While the reasons for stigma around mental illness are complex and vary by community – we know its prevalence prevents many from seeking treatment – from finding help and building a better life.
At the Institute for Community Living (ICL), we offer an array of support services for people living with mental illness. Since its founding in 1986, ICL has helped thousands break the isolation and go on to feel more connected to community and able to overcome their struggles.
Services provided at our more than 100 programs across New York City are grounded in a whole health approach and the integral relationship between physical and mental health. This approach takes us beyond traditional counseling and supportive services, incorporating a variety of interventions and tools that aid in healing and recovery. One very effective tool for addressing mental health challenges are programs that nurture creative expression by people with mental illness.
Today at ICL, there are a range of art initiatives at many of our transitional shelters and supportive residences. In addition to aiding in recovery and improved mental health, an unexpected but promising result of the encouragement of artistic expression is how it is helping to break the stigma of mental illness. This stigma is often the result of misunderstanding – even by family and friends – what mental illness is and who the people living with mental illness are. As we often say, people are not their diagnoses. When you view the art being created throughout ICL, you begin to understand just how true that statement is.
The connection between art and stigma is becoming more and more central to the discussion about mental illness. In an article, “The Art of Ending Stigma” in Champions of Science, Dr. Eric Kandel, a renowned neurologist explains, “Creating a dialogue surrounding mental illnesses through works of art and creative expression can destigmatize mental illnesses and cultivate empathy.”
Why de-stigmatization happens when art comes into play is less clear. One explanation is simple – viewing this art shows the viewer someone who is an artist — not just someone with a mental illness often only otherwise seen as someone to fear and shun and wish to be hidden away.
At ICL, we see this breaking of stigma happen every day. When you walk into the ICL East New York Health Hub, one of the first rooms you see is a light-filled art studio with people are hard at work on a piece, on a canvas set on an easel or on a sketch pad trying out a new idea.
For many artists at the Hub, the seeds for their passion for drawing and painting were sown in a special collaboration between ICL and the Brooklyn Museum that first began 15 years ago. Every month, ICL artists visit the Museum where a specially trained docent provides in-depth tours of special exhibits. Each year the program culminates in an exhibition by ICL artists in a museum gallery of works often inspired by what they viewed on their Museum visits. Having this show at one of the world’s most respected museums is an incredible honor. There’s an exciting opening of the show where guests are struck by the extraordinary talent they’re witnessing, listening intently as the artists explain the works they’ve created.
Art as Lifeline

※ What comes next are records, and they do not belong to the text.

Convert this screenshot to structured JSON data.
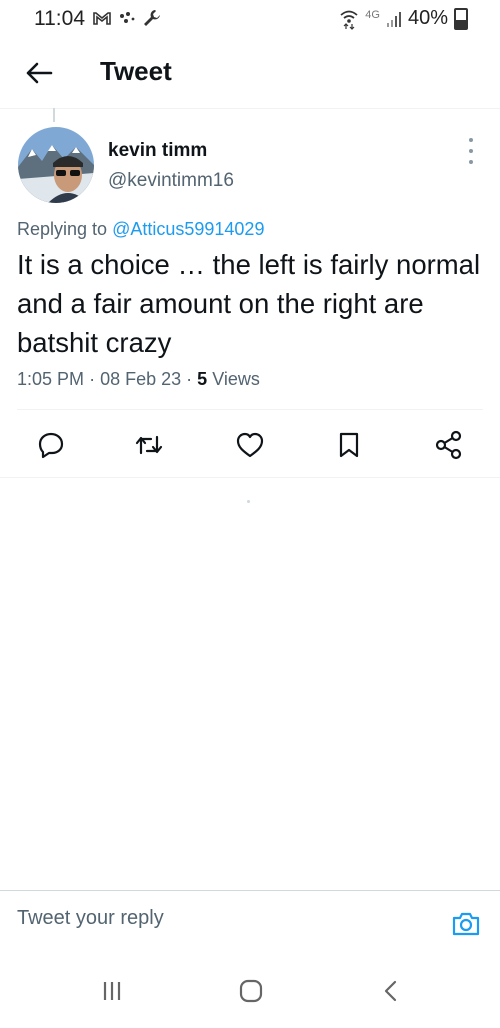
{
  "status_bar": {
    "time": "11:04",
    "network": "4G",
    "battery": "40%",
    "battery_level": 0.4,
    "icons": [
      "gmail-icon",
      "dots-icon",
      "wrench-icon",
      "wifi-icon",
      "signal-icon",
      "battery-icon"
    ]
  },
  "header": {
    "title": "Tweet",
    "back_icon": "arrow-left-icon"
  },
  "tweet": {
    "author_name": "kevin timm",
    "author_handle": "@kevintimm16",
    "replying_prefix": "Replying to",
    "replying_to": "@Atticus59914029",
    "text": "It is a choice … the left is fairly normal and a fair amount on the right are batshit crazy",
    "time": "1:05 PM",
    "date": "08 Feb 23",
    "views_count": "5",
    "views_label": "Views",
    "separator": "·"
  },
  "actions": [
    {
      "name": "reply-icon"
    },
    {
      "name": "retweet-icon"
    },
    {
      "name": "like-icon"
    },
    {
      "name": "bookmark-icon"
    },
    {
      "name": "share-icon"
    }
  ],
  "reply_bar": {
    "placeholder": "Tweet your reply",
    "camera_icon": "camera-icon"
  },
  "nav_bar": {
    "buttons": [
      "recents-icon",
      "home-icon",
      "back-icon"
    ]
  },
  "colors": {
    "accent": "#1d9bf0",
    "text": "#0f1419",
    "secondary": "#536471",
    "divider": "#eff3f4"
  }
}
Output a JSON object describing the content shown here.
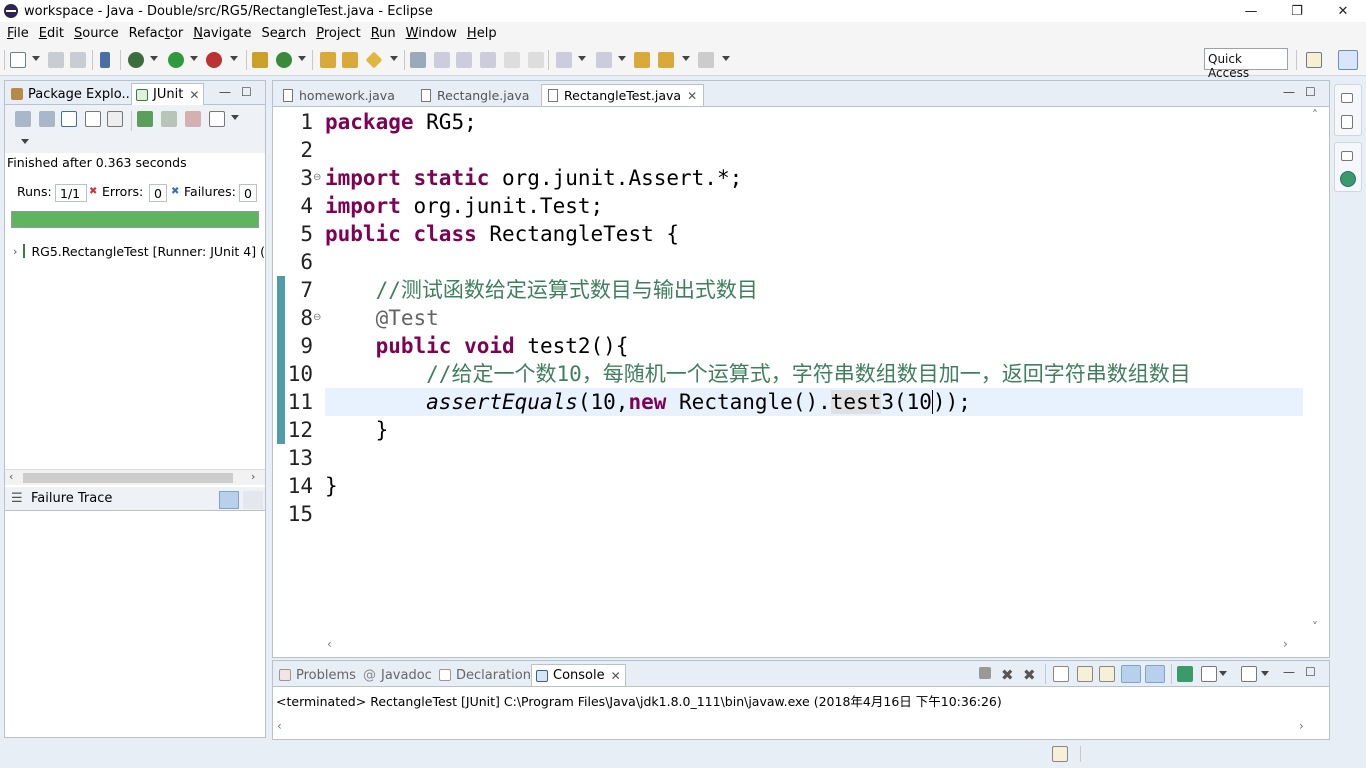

Art proved to be an especially important lifeline during the 2+ years of the pandemic for the people served at ICL – for whom loneliness and disconnection were particularly acute. When it was safe, many of the artists came to use the Hub art room they had become comfortable working in. They worked on their art socially distanced, wearing masks. Being there with their fellow artists helped break the isolation and allowed them to give expression to all the emotions the pandemic had brought on.
In spite of the pandemic forcing the closure or shift to remote operation of their ICL programs – and the shut-down of much of the world – these individuals showed a prolific dedication to their artistic process.
Once the Brooklyn Museum reopened, plans were made for an exhibit of this work created during the pandemic as well as new work done since Museum visits had been re-started. Teaching Artist Dylan Stanfield, who leads the Hub art studio as well as a program at ICL residences for developmentally disabled, helped the artists regroup to get the visits up and running again. One exhibit they had the chance to view was A Crack in the Hourglass: An Ongoing COVID 19 Memorial by artist Rafael Lozano – Hemmer. Viewing this work inspired a collaborative piece in memory of a fellow artist from ICL who passed away from COVID-19 early in the pandemic. Trying to make sense of the world, the artists used their creativity and imagination to craft a visual poem about these times. Many found this process to be a lifeline in a time of great uncertainty.
An opening reception was held last June for the newest show Creating a Lifeline; still-masked artists and friends gathered to celebrate the unlikely production of work. This dedication to making art under these circumstances demonstrates how important the artists feel about their creative expression, and the role it plays in their ability to live a spiritually, mentally, and physically healthy life.
All who had the chance to view the work over the course of the exhibit’s four-month run likely came away with a new understand of what it means to live with a mental illness and to struggle to lead a full and productive life.
ICL helps New Yorkers of all backgrounds and ages living with serious mental illness, substance use disorder, and developmental disabilities achieve greater health and independence. From housing to care coordination to office- and school-based support, our innovative whole health approach addresses behavioral and physical health as well as the social determinants of health such as housing and food security.
Mindy Liss is VP for Communications at the Institute for Community Living.